» WHAT THIS TASK INVOLVES
Your task is to restate word for word the lines of the listing below that start at the one containing "Extract the structured" and run to the end; please add nothing.

» RAW DATA
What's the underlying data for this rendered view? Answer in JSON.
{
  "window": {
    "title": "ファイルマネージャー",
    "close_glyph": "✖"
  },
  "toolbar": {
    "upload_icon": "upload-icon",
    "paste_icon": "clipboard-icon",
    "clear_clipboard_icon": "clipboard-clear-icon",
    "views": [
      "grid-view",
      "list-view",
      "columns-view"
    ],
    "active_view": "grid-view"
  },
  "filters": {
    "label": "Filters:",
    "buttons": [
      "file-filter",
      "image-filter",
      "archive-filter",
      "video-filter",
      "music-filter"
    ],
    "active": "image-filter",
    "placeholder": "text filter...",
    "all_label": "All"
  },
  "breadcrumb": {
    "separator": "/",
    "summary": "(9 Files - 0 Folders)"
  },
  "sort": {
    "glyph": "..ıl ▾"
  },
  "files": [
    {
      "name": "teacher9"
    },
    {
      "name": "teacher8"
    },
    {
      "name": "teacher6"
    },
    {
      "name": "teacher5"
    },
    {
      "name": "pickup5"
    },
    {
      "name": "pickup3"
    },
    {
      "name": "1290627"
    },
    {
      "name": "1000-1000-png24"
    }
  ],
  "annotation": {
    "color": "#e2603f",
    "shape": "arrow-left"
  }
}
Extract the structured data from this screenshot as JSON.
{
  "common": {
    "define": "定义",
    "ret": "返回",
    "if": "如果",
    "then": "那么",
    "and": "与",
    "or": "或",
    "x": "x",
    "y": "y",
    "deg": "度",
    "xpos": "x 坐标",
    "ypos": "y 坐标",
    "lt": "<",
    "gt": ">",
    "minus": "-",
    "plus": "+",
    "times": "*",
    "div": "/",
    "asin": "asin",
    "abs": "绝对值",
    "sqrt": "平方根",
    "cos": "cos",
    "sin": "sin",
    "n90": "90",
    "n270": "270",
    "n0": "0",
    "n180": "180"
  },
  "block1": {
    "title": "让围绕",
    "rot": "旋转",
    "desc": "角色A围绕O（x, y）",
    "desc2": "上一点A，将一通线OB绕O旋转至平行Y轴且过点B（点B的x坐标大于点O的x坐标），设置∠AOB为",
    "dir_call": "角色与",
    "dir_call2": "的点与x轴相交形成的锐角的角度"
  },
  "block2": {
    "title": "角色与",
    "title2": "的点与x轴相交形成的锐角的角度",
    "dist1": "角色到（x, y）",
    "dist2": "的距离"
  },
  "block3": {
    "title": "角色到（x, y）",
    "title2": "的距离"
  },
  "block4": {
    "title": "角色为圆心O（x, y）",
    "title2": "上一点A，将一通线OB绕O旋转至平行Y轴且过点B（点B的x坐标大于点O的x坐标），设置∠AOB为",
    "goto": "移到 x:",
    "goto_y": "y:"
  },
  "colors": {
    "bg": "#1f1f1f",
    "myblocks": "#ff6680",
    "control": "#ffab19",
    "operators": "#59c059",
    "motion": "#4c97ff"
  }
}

» FINISHED EXERCISE
Extract the structured data from this screenshot as JSON.
{
  "common": {
    "define": "定义",
    "ret": "返回",
    "if": "如果",
    "then": "那么",
    "and": "与",
    "or": "或",
    "x": "x",
    "y": "y",
    "deg": "度",
    "xpos": "x 坐标",
    "ypos": "y 坐标",
    "lt": "<",
    "gt": ">",
    "minus": "-",
    "plus": "+",
    "times": "*",
    "div": "/",
    "asin": "asin",
    "abs": "绝对值",
    "sqrt": "平方根",
    "cos": "cos",
    "sin": "sin",
    "n90": "90",
    "n270": "270",
    "n0": "0",
    "n180": "180"
  },
  "block1": {
    "title": "让围绕",
    "rot": "旋转",
    "desc": "角色A围绕O（x, y）",
    "desc2": "上一点A，将一通线OB绕O旋转至平行Y轴且过点B（点B的x坐标大于点O的x坐标），设置∠AOB为",
    "dir_call": "角色与",
    "dir_call2": "的点与x轴相交形成的锐角的角度"
  },
  "block2": {
    "title": "角色与",
    "title2": "的点与x轴相交形成的锐角的角度",
    "dist1": "角色到（x, y）",
    "dist2": "的距离"
  },
  "block3": {
    "title": "角色到（x, y）",
    "title2": "的距离"
  },
  "block4": {
    "title": "角色为圆心O（x, y）",
    "title2": "上一点A，将一通线OB绕O旋转至平行Y轴且过点B（点B的x坐标大于点O的x坐标），设置∠AOB为",
    "goto": "移到 x:",
    "goto_y": "y:"
  },
  "colors": {
    "bg": "#1f1f1f",
    "myblocks": "#ff6680",
    "control": "#ffab19",
    "operators": "#59c059",
    "motion": "#4c97ff"
  }
}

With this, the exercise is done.